Segment Open

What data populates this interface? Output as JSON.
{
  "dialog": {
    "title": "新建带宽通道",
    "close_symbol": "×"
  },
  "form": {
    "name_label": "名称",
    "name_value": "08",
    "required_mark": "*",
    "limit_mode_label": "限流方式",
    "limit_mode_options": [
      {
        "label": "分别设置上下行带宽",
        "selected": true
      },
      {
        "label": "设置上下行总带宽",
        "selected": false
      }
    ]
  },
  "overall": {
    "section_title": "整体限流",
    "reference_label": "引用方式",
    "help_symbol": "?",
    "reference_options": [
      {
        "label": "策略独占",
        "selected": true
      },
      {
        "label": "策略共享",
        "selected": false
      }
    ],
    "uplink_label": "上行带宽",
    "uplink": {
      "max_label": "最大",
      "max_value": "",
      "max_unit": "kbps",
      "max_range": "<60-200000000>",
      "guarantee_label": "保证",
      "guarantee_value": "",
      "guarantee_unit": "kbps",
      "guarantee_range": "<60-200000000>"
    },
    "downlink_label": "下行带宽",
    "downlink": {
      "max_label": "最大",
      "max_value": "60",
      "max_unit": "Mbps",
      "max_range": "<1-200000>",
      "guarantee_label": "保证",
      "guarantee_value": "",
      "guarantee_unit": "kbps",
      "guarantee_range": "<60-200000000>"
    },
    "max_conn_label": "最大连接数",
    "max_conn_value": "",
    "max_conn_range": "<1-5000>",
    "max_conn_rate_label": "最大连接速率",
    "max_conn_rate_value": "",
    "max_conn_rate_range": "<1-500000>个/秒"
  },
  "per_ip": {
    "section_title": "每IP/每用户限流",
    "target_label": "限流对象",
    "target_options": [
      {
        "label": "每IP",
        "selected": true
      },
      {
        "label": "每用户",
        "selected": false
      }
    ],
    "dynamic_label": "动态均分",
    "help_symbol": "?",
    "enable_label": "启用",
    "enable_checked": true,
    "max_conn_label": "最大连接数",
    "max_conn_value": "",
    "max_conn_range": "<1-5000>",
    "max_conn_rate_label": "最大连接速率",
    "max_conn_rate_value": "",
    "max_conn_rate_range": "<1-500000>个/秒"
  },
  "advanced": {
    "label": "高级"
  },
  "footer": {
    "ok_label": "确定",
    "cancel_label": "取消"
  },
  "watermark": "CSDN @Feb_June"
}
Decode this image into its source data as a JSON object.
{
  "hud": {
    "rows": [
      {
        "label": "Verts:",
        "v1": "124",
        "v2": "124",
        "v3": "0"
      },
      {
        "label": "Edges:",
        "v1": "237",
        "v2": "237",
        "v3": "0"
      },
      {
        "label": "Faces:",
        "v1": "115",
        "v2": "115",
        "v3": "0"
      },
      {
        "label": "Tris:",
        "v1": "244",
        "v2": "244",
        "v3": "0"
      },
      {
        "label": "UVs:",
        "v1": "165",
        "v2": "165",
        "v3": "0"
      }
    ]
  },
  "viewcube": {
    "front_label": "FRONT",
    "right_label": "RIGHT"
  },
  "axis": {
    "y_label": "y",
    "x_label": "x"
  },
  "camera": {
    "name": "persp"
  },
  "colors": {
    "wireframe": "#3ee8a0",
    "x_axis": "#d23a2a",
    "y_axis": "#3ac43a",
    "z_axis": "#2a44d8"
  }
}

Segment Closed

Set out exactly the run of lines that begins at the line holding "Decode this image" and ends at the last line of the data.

Decode this image into its source data as a JSON object.
{
  "hud": {
    "rows": [
      {
        "label": "Verts:",
        "v1": "124",
        "v2": "124",
        "v3": "0"
      },
      {
        "label": "Edges:",
        "v1": "237",
        "v2": "237",
        "v3": "0"
      },
      {
        "label": "Faces:",
        "v1": "115",
        "v2": "115",
        "v3": "0"
      },
      {
        "label": "Tris:",
        "v1": "244",
        "v2": "244",
        "v3": "0"
      },
      {
        "label": "UVs:",
        "v1": "165",
        "v2": "165",
        "v3": "0"
      }
    ]
  },
  "viewcube": {
    "front_label": "FRONT",
    "right_label": "RIGHT"
  },
  "axis": {
    "y_label": "y",
    "x_label": "x"
  },
  "camera": {
    "name": "persp"
  },
  "colors": {
    "wireframe": "#3ee8a0",
    "x_axis": "#d23a2a",
    "y_axis": "#3ac43a",
    "z_axis": "#2a44d8"
  }
}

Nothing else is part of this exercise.